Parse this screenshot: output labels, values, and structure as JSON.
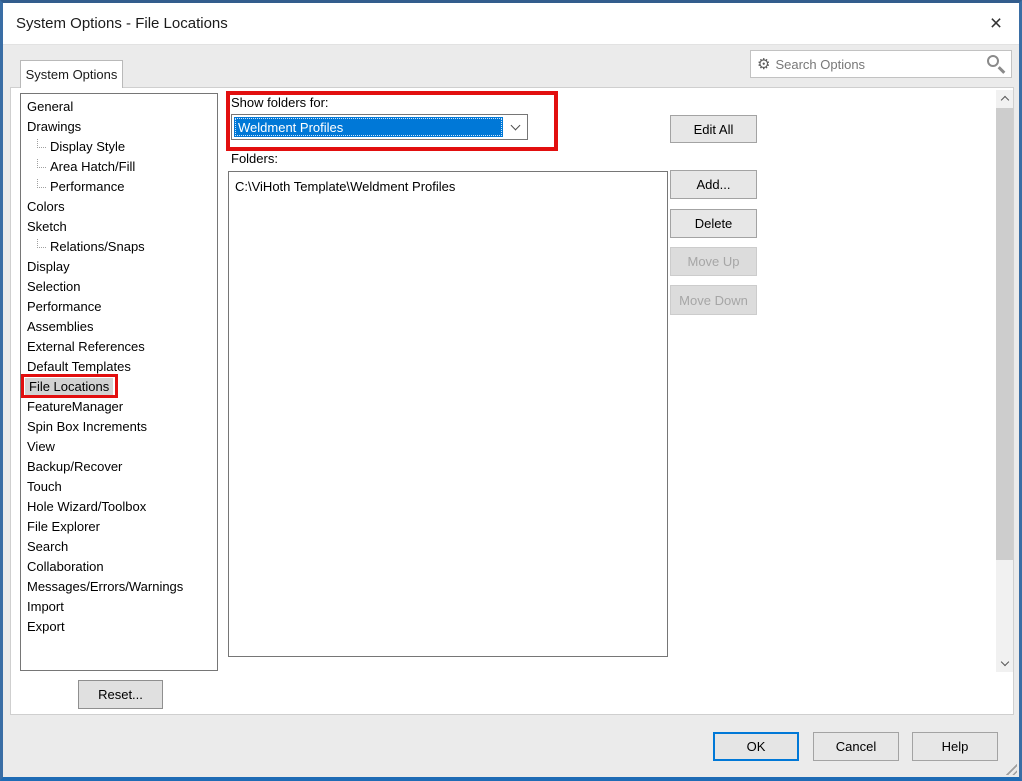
{
  "window": {
    "title": "System Options - File Locations"
  },
  "icons": {
    "close_glyph": "×",
    "gear_glyph": "⚙",
    "search_icon": "magnifier",
    "dropdown_icon": "chevron-down",
    "scroll_up_icon": "chevron-up",
    "scroll_down_icon": "chevron-down"
  },
  "search": {
    "placeholder": "Search Options"
  },
  "tab": {
    "label": "System Options"
  },
  "sidebar": {
    "items": [
      {
        "label": "General",
        "indent": false,
        "selected": false
      },
      {
        "label": "Drawings",
        "indent": false,
        "selected": false
      },
      {
        "label": "Display Style",
        "indent": true,
        "selected": false
      },
      {
        "label": "Area Hatch/Fill",
        "indent": true,
        "selected": false
      },
      {
        "label": "Performance",
        "indent": true,
        "selected": false
      },
      {
        "label": "Colors",
        "indent": false,
        "selected": false
      },
      {
        "label": "Sketch",
        "indent": false,
        "selected": false
      },
      {
        "label": "Relations/Snaps",
        "indent": true,
        "selected": false
      },
      {
        "label": "Display",
        "indent": false,
        "selected": false
      },
      {
        "label": "Selection",
        "indent": false,
        "selected": false
      },
      {
        "label": "Performance",
        "indent": false,
        "selected": false
      },
      {
        "label": "Assemblies",
        "indent": false,
        "selected": false
      },
      {
        "label": "External References",
        "indent": false,
        "selected": false
      },
      {
        "label": "Default Templates",
        "indent": false,
        "selected": false
      },
      {
        "label": "File Locations",
        "indent": false,
        "selected": true,
        "annotated": true
      },
      {
        "label": "FeatureManager",
        "indent": false,
        "selected": false
      },
      {
        "label": "Spin Box Increments",
        "indent": false,
        "selected": false
      },
      {
        "label": "View",
        "indent": false,
        "selected": false
      },
      {
        "label": "Backup/Recover",
        "indent": false,
        "selected": false
      },
      {
        "label": "Touch",
        "indent": false,
        "selected": false
      },
      {
        "label": "Hole Wizard/Toolbox",
        "indent": false,
        "selected": false
      },
      {
        "label": "File Explorer",
        "indent": false,
        "selected": false
      },
      {
        "label": "Search",
        "indent": false,
        "selected": false
      },
      {
        "label": "Collaboration",
        "indent": false,
        "selected": false
      },
      {
        "label": "Messages/Errors/Warnings",
        "indent": false,
        "selected": false
      },
      {
        "label": "Import",
        "indent": false,
        "selected": false
      },
      {
        "label": "Export",
        "indent": false,
        "selected": false
      }
    ]
  },
  "content": {
    "show_folders_label": "Show folders for:",
    "dropdown": {
      "value": "Weldment Profiles"
    },
    "folders_label": "Folders:",
    "folders": [
      "C:\\ViHoth Template\\Weldment Profiles"
    ],
    "actions": [
      {
        "key": "edit-all",
        "label": "Edit All",
        "enabled": true
      },
      {
        "key": "add",
        "label": "Add...",
        "enabled": true
      },
      {
        "key": "delete",
        "label": "Delete",
        "enabled": true
      },
      {
        "key": "move-up",
        "label": "Move Up",
        "enabled": false
      },
      {
        "key": "move-down",
        "label": "Move Down",
        "enabled": false
      }
    ]
  },
  "footer": {
    "reset": "Reset...",
    "ok": "OK",
    "cancel": "Cancel",
    "help": "Help"
  },
  "colors": {
    "accent_blue": "#0078d7",
    "annotation_red": "#e20f0f",
    "selection_gray": "#d2d2d2",
    "window_border_blue": "#3a6ea5"
  }
}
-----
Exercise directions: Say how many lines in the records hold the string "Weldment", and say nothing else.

Finished exercise: 2